Announced at the Groucho Club in London on the eve of National Poetry Day, the Forward Prize - the country's most lucrative award for poetry - pushes Hughes's earnings from British literary prizes this year to well over pounds 40,000. His previous volume, Tales from Ovid, has won both the Whitbread Book of the Year award and the W H Smith literary award for 1998.
Birthday Letters, Hughes's intense verse account of his marriage to the American poet Sylvia Plath, who committed suicide in 1962, burst on to the literary scene in the new year. Hughes's publisher, Faber & Faber, and The Times, which bought the rights to print extracts from the work for a six-figure sum, maintained a strict silence up to publication.

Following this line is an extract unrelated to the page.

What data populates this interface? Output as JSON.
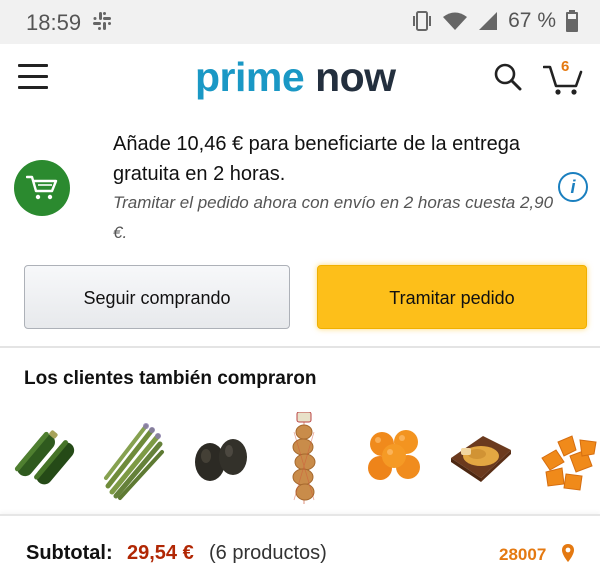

Friends and colleagues had known that the 68-year old Hughes, who lives in mid-Devon with his second wife, had composed some poems that reflected his troubled life with Plath, from their courtship at Cambridge to the disastrous aftermath of his affairs. But the range and quality of the verse narrative in Birthday Letters astounded many critics. Seamus Heaney called the sequence of poems "miraculous" while Tom Paulin hailed a "visionary" work. Its huge sales, unprecedented in number and speed for a volume of verse in Britain this century, saw Birthday Letters head the non-fiction charts for almost two months.
One of the few dissenting notes came in The Independent. Ruth Padel, winner of last year's National Poetry Award, admired Hughes's "searing autobiography" but found the work "humanly shattering, poetically inert". She concluded that "to call this his masterpiece is to deny his own gold standard".
The other winners of Forward Prizes were Paul Farley, whose book The Boy from the Chemist is Here to See You was awarded pounds 5,000 for the best first collection, and Sheenagh Pugh, who won pounds 1,000 for the best single poem, beating a shortlist including Douglas Dunn, Paul Muldoon and Peter Porter.